“What I like about the Asia influence is the variety of fresh healthy flavours; soy, pickled gingers, nuts fresh flavours associated with classic Hawaiian poké,” says head chef and menu designer Brendon Newport of Durban’s resident poké spot, Surf Riders Café. “Sushi menus in Durban are very limited to standard basics, that have been round for years. Pacific rim meets Hawaiian island style is a bigger influence of multiple flavours.”

It’s these fresh flavours that make each of the owners believe that this trend is worth the investment and is not a one trick trend pony. As more and more people become hyper conscious of what they put in their body the poké sits comfortably in what is quickly moving away from being a health trend to a much needed shift in lifestyle.

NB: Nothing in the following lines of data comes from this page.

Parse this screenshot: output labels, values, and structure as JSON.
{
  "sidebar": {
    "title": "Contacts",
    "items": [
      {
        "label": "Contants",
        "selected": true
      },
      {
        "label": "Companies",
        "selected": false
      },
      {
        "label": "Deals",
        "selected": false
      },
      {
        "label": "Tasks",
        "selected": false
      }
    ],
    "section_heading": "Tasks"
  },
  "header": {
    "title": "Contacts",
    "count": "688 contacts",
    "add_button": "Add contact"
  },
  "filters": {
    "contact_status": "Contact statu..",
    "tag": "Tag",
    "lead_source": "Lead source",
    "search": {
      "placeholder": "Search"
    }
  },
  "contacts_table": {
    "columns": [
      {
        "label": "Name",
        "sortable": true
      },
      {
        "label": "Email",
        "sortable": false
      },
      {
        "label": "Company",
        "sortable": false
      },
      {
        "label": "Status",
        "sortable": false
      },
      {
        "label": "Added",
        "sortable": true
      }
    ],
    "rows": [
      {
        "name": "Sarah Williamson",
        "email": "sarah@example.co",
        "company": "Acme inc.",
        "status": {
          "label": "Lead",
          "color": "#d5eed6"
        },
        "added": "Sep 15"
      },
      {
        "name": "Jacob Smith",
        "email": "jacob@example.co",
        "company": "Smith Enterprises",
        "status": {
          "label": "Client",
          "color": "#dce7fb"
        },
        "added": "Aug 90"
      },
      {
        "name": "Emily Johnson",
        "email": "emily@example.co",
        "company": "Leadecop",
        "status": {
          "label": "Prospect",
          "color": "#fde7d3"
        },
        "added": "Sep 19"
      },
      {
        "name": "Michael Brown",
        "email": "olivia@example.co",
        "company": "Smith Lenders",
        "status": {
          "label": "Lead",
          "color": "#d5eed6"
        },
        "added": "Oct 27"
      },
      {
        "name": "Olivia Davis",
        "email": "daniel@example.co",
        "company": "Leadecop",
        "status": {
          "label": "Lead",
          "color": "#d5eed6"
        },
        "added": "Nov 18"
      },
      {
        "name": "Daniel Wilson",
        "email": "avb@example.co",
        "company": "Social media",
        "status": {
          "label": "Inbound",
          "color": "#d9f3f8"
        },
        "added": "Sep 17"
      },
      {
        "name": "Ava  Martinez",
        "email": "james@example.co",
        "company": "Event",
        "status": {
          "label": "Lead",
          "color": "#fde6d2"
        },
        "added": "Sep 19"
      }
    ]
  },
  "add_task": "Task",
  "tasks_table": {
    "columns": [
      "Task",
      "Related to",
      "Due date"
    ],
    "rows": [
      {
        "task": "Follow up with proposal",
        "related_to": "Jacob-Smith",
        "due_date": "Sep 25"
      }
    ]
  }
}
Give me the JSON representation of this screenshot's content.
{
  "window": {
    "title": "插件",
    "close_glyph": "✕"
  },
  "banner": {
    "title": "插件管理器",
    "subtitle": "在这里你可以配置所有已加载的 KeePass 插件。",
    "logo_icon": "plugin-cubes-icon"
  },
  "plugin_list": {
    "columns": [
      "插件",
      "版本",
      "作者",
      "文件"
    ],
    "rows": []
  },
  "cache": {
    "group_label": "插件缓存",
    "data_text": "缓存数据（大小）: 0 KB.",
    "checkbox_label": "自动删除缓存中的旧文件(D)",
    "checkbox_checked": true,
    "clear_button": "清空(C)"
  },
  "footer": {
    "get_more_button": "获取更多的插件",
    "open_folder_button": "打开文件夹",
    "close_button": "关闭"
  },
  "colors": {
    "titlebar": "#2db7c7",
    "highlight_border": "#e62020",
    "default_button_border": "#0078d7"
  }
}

“It’s power food, full of flavour and if it’s done right, there is no reason people should get sick of it. The combinations and room for creativity within the food is also endless,” enthuses Botha.

I have to say that I felt virtuous and fresh when I tried my first ever bowl at ONO. It’s also a bonus that it tastes so very good and feels like the perfect addition to my summer meal plans (although I maintain that the beach will get whatever body I give it.)

“If pizza could become as big of a staple as it is today then why can’t this? It’s a far healthier, far easier and far fresher way to eat and to live,” insists Theodosiou.

I mean, nothing will ever be pizza but poké doesn’t need to be, it’s fantastic as is and I have a feeling will be around for a long time.

Here is where to grab the best bowls:

CAPE TOWN

- THE POKÉ CO, Order online onlyAndrew Flanagan was the original heralder of the poké trend in SA with his delivery service and occasional pop up restaurant. His locally sourced produced coupled with his sustainably sourced fish is delicious fixture for any healthy homebody and will help you get closer to that summer body as well. Add to cart immediately.

- HOKEY POKÉ, 1 Church street; Regent Road; & V&A Food MarketNot just branching out from traditional flavours with toppings such as nacho chips, pickled pear and purple labneh but you can now also buy art as they have taken to showcasing the work of local photographers and artists as a part of First Thursday. And as of this month you will be able to find their new concept store in the V&A.

Hokey Poké
Hokey Poké
Image: Supplied

DURBAN

- SURF RIDERS CAFÉ, 17 Erskine Terrace, South BeachBrendon Newport believes that poké is perfect summer focus on their menu at the “Hawaiian island style beach spin meets retro laid back bar vibe.” Situated in a prime beach location on the Durban golden mile, South Beach you will find a great selection of fresh tuna and seafood fishes to go along with their bowls, all mixed in with some of Durban’s finest Djs and local favourtie band, Veranda Panda.


JOBURG

- ONO, 1 Corlett Dr, IllovoOno means delicious in Hawaiian and these bowls certainly live up to their name. The space is fun open, perfect for a quick stop lunch between the corporate crunch. We urge you to run away from your Sandton desk for a minute to enjoy your pick of bowl under a canopy of metal leaves and grab one of their bespoke protein shakes after a sesh at the gym.

Ono
Ono
Image: Supplied

- MOMO SOKO, 198 Oxford Rd, IllovoThe second branch of Joburgs beloved Momo restaurants, this Ilovo set up celebrates the bowl the way their greenside sister celebrates the bao. Although their poké selection is small and one of many bowled offerings their Kauai bowl is such a stand out on their menu we would be amiss to exclude it on this list.

Momo Soko
Momo Soko
Image: Supplied

BONUS BOWL

- KEENWA, Sandton Field Market; Fourways Night Market; & Vegan Market
Although technically not poké this market stall staple does comes in a many a shape of vegan grain bowls. Started by Food Content Specialist, Lexi Monzeglio and fellow foodie, Linda Engelbrecht, the two create tasty, environmentally conscious bowls that are packed full of flavour and nutrition with even a few gluten free options to boot.

© Wanted 2016 - If you would like to reproduce this article please email us.
X